EMA concludes review of Lilly’s COVID-19 antibody therapies
The human medicines committee decided that there was significant evidence to endorse the use of a combination of bamlanivimab and etesevimab in outpatients at high risk of severe COVID-19.
The European Medicines Agency (EMA)’s Committee for Medicinal Products for Human Use (CHMP) has ruled that bamlanivimab alone, or in combination with etesevimab can be used to treat patients with confirmed COVID-19 who do not require supplemental oxygen and who are at high risk of their symptoms becoming severe.
The decision is based on a review of the quality data and efficacy data from the BLAZE-1 study which evaluated the effects of monotherapy and combination therapy in outpatients with COVID-19 who do not need supplemental oxygen. The review of the Eli Lilly and Company monoclonal antibodies was undertaken to provide a harmonised scientific opinion at EU level to support national decision making on the possible use of the antibodies in COVID-19 interventions prior to marketing authorisation.
EMA stated that the study results indicate that the combination therapy reduced the viral load more than placebo and that either bamlanivimab alone, or in combination with etesevimab led to fewer COVID-19-related medical visits.
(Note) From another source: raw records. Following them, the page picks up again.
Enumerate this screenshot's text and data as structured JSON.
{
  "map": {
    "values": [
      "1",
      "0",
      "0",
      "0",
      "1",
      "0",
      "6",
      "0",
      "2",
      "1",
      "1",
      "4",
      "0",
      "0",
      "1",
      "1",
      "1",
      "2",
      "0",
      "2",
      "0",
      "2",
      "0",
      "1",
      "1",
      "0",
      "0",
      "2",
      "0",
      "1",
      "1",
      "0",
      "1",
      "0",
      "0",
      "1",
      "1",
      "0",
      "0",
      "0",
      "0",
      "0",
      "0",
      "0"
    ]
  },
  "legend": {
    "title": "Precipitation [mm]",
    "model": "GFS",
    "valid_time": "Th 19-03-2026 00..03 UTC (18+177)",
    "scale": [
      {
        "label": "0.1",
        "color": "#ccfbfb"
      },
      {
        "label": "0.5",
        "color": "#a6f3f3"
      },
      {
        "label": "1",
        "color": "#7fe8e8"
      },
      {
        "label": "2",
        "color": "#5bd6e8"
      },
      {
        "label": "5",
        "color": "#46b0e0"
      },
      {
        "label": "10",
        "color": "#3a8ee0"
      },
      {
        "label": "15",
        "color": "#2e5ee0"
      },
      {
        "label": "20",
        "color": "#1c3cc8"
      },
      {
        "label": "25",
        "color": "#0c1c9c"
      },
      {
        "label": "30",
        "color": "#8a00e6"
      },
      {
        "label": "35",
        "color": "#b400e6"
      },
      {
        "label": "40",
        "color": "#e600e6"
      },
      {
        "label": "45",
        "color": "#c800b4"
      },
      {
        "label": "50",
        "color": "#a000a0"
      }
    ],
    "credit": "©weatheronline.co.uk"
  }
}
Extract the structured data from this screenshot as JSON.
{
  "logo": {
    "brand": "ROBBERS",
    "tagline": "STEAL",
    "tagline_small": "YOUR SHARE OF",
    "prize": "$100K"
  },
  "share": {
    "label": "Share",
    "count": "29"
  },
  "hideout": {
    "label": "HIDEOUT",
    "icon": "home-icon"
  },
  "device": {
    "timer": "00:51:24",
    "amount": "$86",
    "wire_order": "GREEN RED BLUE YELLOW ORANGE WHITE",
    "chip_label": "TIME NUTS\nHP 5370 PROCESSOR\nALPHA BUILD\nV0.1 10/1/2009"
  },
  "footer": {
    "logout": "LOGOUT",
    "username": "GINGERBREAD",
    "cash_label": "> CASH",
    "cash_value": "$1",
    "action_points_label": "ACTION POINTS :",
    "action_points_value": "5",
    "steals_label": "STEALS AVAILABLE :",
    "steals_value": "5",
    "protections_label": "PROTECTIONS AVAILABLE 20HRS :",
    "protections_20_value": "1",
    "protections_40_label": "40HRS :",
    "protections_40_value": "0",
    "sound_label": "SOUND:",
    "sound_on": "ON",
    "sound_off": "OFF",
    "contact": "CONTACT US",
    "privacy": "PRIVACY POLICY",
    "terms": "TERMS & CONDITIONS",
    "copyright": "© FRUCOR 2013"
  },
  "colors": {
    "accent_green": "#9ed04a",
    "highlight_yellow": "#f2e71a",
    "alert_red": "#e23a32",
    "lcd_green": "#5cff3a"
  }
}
However, it cautioned that, despite the CHMP’s positive opinion on bamlanivimab monotherapy, it is still unsure of its benefits.
In terms of safety, most side effects reported were mild or moderate; however, reactions related to the infusion (including allergic reactions) are likely and should be monitored for.
EMA’s recommendations can now be used to support national advice on the possible use of the antibodies before a marketing authorisation is issued.
This is the second of two separate reviews of monoclonal antibody combinations for the treatment of COVID-19. The other assessed and granted a positive opinion to REGN-COV2 (casirivimab and imdevimab).
“Today’s CHMP recommendation is another important milestone in our efforts to extend access to antibody therapies for patients with COVID-19 around the world, providing a pathway for more EU countries to enable use of potentially life-saving treatments for COVID-19. In addition, other countries look to CHMP advice to support their own reviews. We hope this opinion will accelerate those reviews and authorizations, particularly in low- and middle-income countries, where Lilly is prepared to provide doses at greatly reduced costs or free of charge,” said David Ricks, Lilly’s chairman and Chief Executive Officer.